    Suppose that there were twin brothers lying together in the womb who could think and ask each other what would happen to them once they left their mother’s womb. They would not be able to form any conception whatsoever of what awaited them – of all their eyes would see and their ears hear here on earth. Let us imagine that one of them believed in the tradition which he had received, that there was a future life beyond the womb, while the other, a “rational” being, would only accept what his own intelligence could grasp and he, accordingly, would only acknowledge the existence of what he experienced, of “this world” alone. The two would disagree and argue, very much as men do on Earth – some believing that man continues to live; others denying that man has any life other than in this world of the present. Suppose that the “believing” brother were to repeat what had been transmitted to him, that with their emergence from the womb they would enter a new and more specious realm, that they would eat through their mouths, see distant objects with their eyes, and hear with their ears, that their legs would straighten, that they would stand erect and traverse vast distances on a gigantic nurturing earth, replete with oceans, rivers, etc., while above them would stretch a sky with its starry hosts. The other, who only believed in what he could sense, would jeer at his brother’s naiveté in indulging in such fantasies. He would retort that only a fool would believe all of this nonsense that makes no sense to the rational mind. The more the “believer” would elaborate on the variegated features they would encounter in this world, the more would the “rational” brother mock and ridicule him.
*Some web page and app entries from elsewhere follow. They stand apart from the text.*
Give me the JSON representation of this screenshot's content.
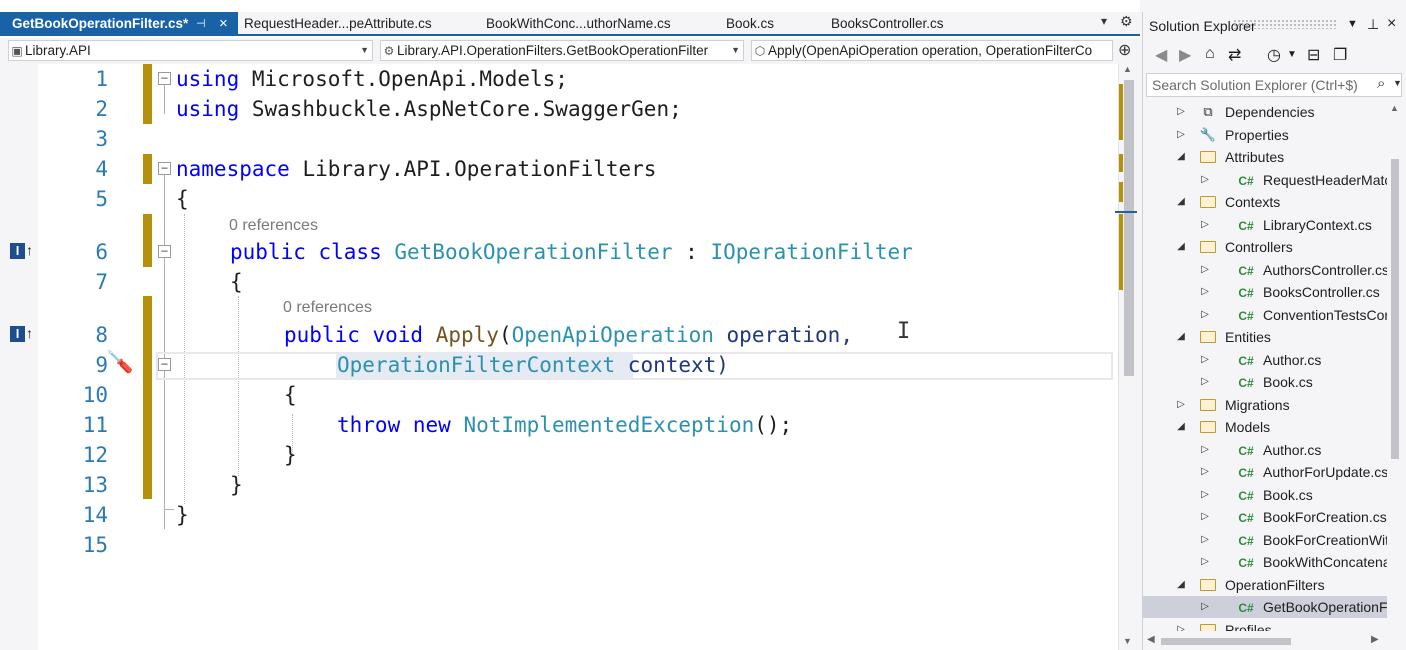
{
  "tabs": [
    {
      "label": "GetBookOperationFilter.cs*",
      "active": true
    },
    {
      "label": "RequestHeader...peAttribute.cs"
    },
    {
      "label": "BookWithConc...uthorName.cs"
    },
    {
      "label": "Book.cs"
    },
    {
      "label": "BooksController.cs"
    }
  ],
  "nav": {
    "project": "Library.API",
    "type": "Library.API.OperationFilters.GetBookOperationFilter",
    "member": "Apply(OpenApiOperation operation, OperationFilterCo"
  },
  "code": {
    "line_numbers": [
      "1",
      "2",
      "3",
      "4",
      "5",
      "6",
      "7",
      "8",
      "9",
      "10",
      "11",
      "12",
      "13",
      "14",
      "15"
    ],
    "lens_class": "0 references",
    "lens_method": "0 references",
    "l1": {
      "kw": "using",
      "rest": " Microsoft.OpenApi.Models;"
    },
    "l2": {
      "kw": "using",
      "rest": " Swashbuckle.AspNetCore.SwaggerGen;"
    },
    "l4": {
      "kw": "namespace",
      "rest": " Library.API.OperationFilters"
    },
    "l5": "{",
    "l6": {
      "kw1": "public",
      "kw2": " class ",
      "type": "GetBookOperationFilter",
      "sep": " : ",
      "iface": "IOperationFilter"
    },
    "l7": "{",
    "l8": {
      "kw1": "public",
      "kw2": " void ",
      "fn": "Apply",
      "open": "(",
      "ptype": "OpenApiOperation",
      "pname": " operation,"
    },
    "l9": {
      "ptype": "OperationFilterContext",
      "pname": " context)"
    },
    "l10": "{",
    "l11": {
      "kw1": "throw",
      "kw2": " new ",
      "type": "NotImplementedException",
      "rest": "();"
    },
    "l12": "}",
    "l13": "}",
    "l14": "}"
  },
  "solution_explorer": {
    "title": "Solution Explorer",
    "search_placeholder": "Search Solution Explorer (Ctrl+$)",
    "tree": [
      {
        "label": "Dependencies",
        "icon": "dependencies-icon",
        "expanded": false,
        "level": 0
      },
      {
        "label": "Properties",
        "icon": "properties-icon",
        "expanded": false,
        "level": 0
      },
      {
        "label": "Attributes",
        "icon": "folder-icon",
        "expanded": true,
        "level": 0
      },
      {
        "label": "RequestHeaderMatches",
        "icon": "csharp-file-icon",
        "expanded": false,
        "level": 1
      },
      {
        "label": "Contexts",
        "icon": "folder-icon",
        "expanded": true,
        "level": 0
      },
      {
        "label": "LibraryContext.cs",
        "icon": "csharp-file-icon",
        "expanded": false,
        "level": 1
      },
      {
        "label": "Controllers",
        "icon": "folder-icon",
        "expanded": true,
        "level": 0
      },
      {
        "label": "AuthorsController.cs",
        "icon": "csharp-file-icon",
        "expanded": false,
        "level": 1
      },
      {
        "label": "BooksController.cs",
        "icon": "csharp-file-icon",
        "expanded": false,
        "level": 1
      },
      {
        "label": "ConventionTestsContro",
        "icon": "csharp-file-icon",
        "expanded": false,
        "level": 1
      },
      {
        "label": "Entities",
        "icon": "folder-icon",
        "expanded": true,
        "level": 0
      },
      {
        "label": "Author.cs",
        "icon": "csharp-file-icon",
        "expanded": false,
        "level": 1
      },
      {
        "label": "Book.cs",
        "icon": "csharp-file-icon",
        "expanded": false,
        "level": 1
      },
      {
        "label": "Migrations",
        "icon": "folder-icon",
        "expanded": false,
        "level": 0
      },
      {
        "label": "Models",
        "icon": "folder-icon",
        "expanded": true,
        "level": 0
      },
      {
        "label": "Author.cs",
        "icon": "csharp-file-icon",
        "expanded": false,
        "level": 1
      },
      {
        "label": "AuthorForUpdate.cs",
        "icon": "csharp-file-icon",
        "expanded": false,
        "level": 1
      },
      {
        "label": "Book.cs",
        "icon": "csharp-file-icon",
        "expanded": false,
        "level": 1
      },
      {
        "label": "BookForCreation.cs",
        "icon": "csharp-file-icon",
        "expanded": false,
        "level": 1
      },
      {
        "label": "BookForCreationWithA",
        "icon": "csharp-file-icon",
        "expanded": false,
        "level": 1
      },
      {
        "label": "BookWithConcatenatec",
        "icon": "csharp-file-icon",
        "expanded": false,
        "level": 1
      },
      {
        "label": "OperationFilters",
        "icon": "folder-icon",
        "expanded": true,
        "level": 0
      },
      {
        "label": "GetBookOperationFilter",
        "icon": "csharp-file-icon",
        "expanded": false,
        "level": 1,
        "selected": true
      },
      {
        "label": "Profiles",
        "icon": "folder-icon",
        "expanded": false,
        "level": 0
      }
    ]
  },
  "icons": {
    "csharp": "C#",
    "tab_close": "×",
    "tab_pin": "⊣",
    "inherit_marker": "I"
  },
  "colors": {
    "accent": "#1a62a8",
    "changed_margin": "#b5900b",
    "keyword": "#0000ff",
    "type": "#2b91af",
    "line_number": "#2b7ab5"
  }
}
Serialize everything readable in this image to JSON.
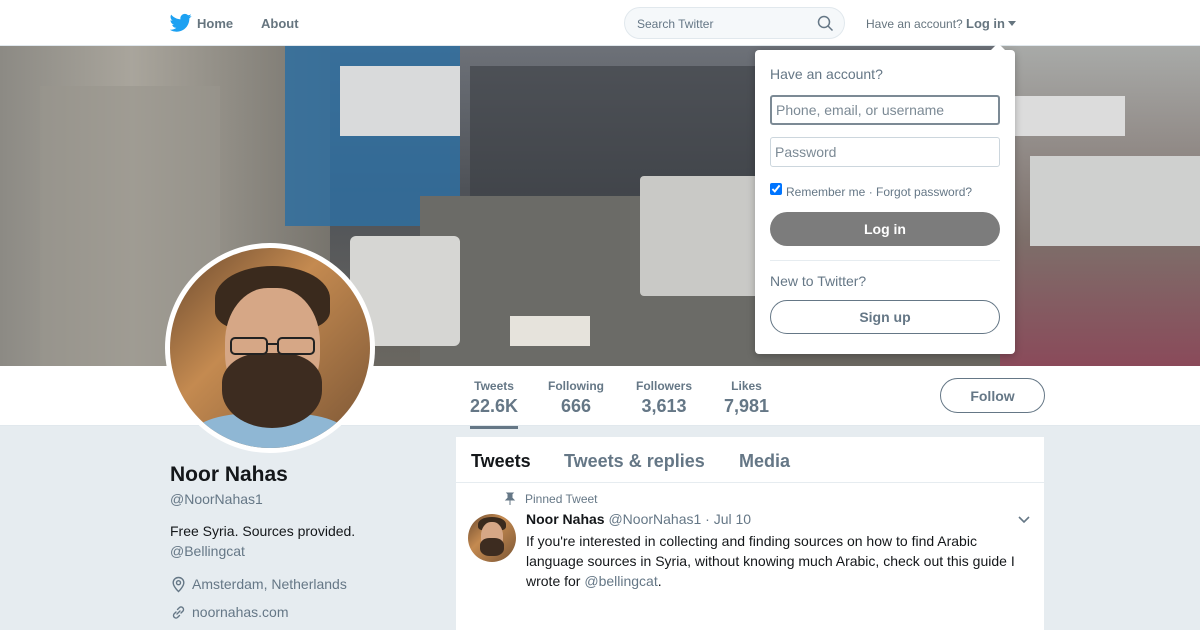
{
  "nav": {
    "home_label": "Home",
    "about_label": "About",
    "search_placeholder": "Search Twitter",
    "have_account": "Have an account?",
    "login_label": "Log in",
    "bird_icon": "twitter-bird-icon",
    "brand_color": "#1da1f2"
  },
  "profile": {
    "name": "Noor Nahas",
    "handle": "@NoorNahas1",
    "bio": "Free Syria. Sources provided.",
    "bio_link": "@Bellingcat",
    "location": "Amsterdam, Netherlands",
    "website": "noornahas.com"
  },
  "stats": [
    {
      "label": "Tweets",
      "value": "22.6K"
    },
    {
      "label": "Following",
      "value": "666"
    },
    {
      "label": "Followers",
      "value": "3,613"
    },
    {
      "label": "Likes",
      "value": "7,981"
    }
  ],
  "follow_label": "Follow",
  "timeline": {
    "tabs": [
      "Tweets",
      "Tweets & replies",
      "Media"
    ],
    "pinned_label": "Pinned Tweet",
    "tweet": {
      "name": "Noor Nahas",
      "handle": "@NoorNahas1",
      "dot": "·",
      "date": "Jul 10",
      "text": "If you're interested in collecting and finding sources on how to find Arabic language sources in Syria, without knowing much Arabic, check out this guide I wrote for ",
      "mention": "@bellingcat",
      "end": "."
    }
  },
  "login_dropdown": {
    "title": "Have an account?",
    "user_placeholder": "Phone, email, or username",
    "password_placeholder": "Password",
    "remember": "Remember me · Forgot password?",
    "login_button": "Log in",
    "new_to_twitter": "New to Twitter?",
    "signup_button": "Sign up"
  }
}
    The believing brother would ask, “What then my enlightened brother, do you believe is in store for us when we leave the womb?”

    Simple and obvious. Once this enclosure opens and you are torn away from this world where your food and drink are provided, you will fall into an abyss from which there is no return. You might as well never have existed at all”, the ‘rational’ brother would reply.

    In the heat of their argument, the womb suddenly opens. The “naïve” brother slips and falls outside. Remaining within, the other brother is shattered by the “tragedy” that has overtaken his brother. “Brother, where are you? How did you manage to fall to your destruction? Your folly that these contractions were birth pangs caused your downfall. That is why you did not clutch at anything to stop yourself.” As he moans the misfortune, his ears catch the cry of his brother and he trembles. To him this spells the end, the last gasp of his expiring brother… Outside, at that very moment, joy and celebration fill the home of the newly born baby: “Mazeltov, mazeltov, a baby…we have a son!”
    Just as the life of the embryo merely constitutes the transition to a broader and more exciting life, so, to an even greater extent, is life on Earth merely the prelude to a more fascinating, glorious life, which man, confined with his “puny” body and with limited perception is incapable of conceiving. The Afterlife.

    Best wishes from the Team